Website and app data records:
------------

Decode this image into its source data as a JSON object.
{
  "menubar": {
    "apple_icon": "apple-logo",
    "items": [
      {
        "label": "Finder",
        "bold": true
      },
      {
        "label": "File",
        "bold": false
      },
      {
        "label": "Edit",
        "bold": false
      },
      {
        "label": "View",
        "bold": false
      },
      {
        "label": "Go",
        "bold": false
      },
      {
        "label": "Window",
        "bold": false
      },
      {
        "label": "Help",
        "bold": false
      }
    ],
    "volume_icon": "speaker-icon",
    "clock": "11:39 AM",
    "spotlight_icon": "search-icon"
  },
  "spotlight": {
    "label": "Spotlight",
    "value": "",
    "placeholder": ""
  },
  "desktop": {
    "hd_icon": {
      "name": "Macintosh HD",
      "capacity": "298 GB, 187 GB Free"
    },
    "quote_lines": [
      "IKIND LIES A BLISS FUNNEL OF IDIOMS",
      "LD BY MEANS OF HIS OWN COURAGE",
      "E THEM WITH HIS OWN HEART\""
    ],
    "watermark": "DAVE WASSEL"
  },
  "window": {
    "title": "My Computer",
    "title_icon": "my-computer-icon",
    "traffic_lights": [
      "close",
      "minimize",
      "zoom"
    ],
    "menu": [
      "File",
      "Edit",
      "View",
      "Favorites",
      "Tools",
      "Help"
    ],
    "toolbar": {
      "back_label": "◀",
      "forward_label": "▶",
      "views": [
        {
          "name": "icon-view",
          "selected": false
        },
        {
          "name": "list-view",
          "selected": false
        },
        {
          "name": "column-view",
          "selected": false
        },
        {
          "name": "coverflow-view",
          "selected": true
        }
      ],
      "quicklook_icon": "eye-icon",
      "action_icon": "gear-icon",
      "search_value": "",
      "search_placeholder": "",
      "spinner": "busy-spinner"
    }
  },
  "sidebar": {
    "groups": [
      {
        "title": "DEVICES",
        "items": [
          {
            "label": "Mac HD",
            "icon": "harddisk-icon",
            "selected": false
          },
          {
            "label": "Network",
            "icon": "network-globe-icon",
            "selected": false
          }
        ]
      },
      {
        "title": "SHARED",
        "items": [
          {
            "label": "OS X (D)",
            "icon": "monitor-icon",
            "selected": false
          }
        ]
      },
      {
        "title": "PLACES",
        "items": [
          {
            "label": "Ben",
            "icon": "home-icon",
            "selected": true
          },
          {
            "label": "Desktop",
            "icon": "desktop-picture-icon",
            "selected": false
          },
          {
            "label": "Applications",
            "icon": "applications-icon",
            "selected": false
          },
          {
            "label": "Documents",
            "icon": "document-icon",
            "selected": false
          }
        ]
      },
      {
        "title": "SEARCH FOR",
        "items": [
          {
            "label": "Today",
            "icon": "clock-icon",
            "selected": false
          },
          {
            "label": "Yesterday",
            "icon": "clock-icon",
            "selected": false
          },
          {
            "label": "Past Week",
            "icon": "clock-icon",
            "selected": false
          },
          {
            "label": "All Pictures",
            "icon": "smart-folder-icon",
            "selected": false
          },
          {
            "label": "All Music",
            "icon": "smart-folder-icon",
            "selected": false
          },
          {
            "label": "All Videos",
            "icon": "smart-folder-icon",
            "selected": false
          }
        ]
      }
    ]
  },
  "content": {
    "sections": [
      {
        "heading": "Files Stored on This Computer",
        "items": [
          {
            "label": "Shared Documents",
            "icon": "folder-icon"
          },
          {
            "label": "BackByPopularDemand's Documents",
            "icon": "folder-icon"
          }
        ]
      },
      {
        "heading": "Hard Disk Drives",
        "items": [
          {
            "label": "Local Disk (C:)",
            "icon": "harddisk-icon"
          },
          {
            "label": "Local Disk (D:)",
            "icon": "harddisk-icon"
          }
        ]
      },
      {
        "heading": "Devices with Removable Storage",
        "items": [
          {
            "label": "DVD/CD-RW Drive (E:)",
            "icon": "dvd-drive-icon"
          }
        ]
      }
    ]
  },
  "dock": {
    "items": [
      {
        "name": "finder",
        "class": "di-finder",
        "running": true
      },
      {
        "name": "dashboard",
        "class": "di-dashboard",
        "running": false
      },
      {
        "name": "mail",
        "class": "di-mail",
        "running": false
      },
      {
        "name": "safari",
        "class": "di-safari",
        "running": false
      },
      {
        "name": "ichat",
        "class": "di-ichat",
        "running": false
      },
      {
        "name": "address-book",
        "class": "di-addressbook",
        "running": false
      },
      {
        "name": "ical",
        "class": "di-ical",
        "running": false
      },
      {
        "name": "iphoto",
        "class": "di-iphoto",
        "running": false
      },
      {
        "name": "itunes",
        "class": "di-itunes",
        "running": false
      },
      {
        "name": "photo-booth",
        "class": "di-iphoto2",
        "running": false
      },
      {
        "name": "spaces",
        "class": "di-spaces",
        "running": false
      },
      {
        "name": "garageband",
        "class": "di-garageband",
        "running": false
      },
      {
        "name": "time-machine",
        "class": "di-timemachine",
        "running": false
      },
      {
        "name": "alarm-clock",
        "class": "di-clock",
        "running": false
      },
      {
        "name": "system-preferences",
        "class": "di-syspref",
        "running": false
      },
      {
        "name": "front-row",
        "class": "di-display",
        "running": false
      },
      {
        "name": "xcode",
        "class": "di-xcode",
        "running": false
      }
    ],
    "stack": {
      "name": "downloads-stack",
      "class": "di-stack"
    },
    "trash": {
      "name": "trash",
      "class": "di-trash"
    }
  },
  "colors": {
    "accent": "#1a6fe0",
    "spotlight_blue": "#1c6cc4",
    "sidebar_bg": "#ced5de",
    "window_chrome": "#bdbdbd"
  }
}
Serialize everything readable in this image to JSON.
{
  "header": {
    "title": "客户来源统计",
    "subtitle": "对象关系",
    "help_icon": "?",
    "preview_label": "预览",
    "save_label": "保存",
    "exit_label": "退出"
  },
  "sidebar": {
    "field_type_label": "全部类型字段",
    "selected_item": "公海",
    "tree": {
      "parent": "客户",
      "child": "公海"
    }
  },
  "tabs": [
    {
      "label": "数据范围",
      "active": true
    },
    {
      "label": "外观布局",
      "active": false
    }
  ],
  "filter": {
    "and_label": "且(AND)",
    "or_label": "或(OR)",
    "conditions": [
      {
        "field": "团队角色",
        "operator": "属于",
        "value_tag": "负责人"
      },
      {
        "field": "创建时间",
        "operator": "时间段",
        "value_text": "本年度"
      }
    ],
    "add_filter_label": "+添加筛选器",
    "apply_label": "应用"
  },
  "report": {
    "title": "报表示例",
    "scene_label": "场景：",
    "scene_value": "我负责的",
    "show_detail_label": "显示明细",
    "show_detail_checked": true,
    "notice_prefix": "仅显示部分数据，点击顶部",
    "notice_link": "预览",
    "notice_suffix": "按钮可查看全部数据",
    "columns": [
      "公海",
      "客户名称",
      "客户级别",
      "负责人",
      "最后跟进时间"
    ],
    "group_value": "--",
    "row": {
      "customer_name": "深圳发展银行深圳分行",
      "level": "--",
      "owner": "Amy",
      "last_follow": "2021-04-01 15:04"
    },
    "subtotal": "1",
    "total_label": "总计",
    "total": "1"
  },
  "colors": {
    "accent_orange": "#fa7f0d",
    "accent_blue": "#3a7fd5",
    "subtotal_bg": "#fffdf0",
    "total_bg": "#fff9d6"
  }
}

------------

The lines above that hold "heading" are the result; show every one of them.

        "heading": "Files Stored on This Computer",
        "heading": "Hard Disk Drives",
        "heading": "Devices with Removable Storage",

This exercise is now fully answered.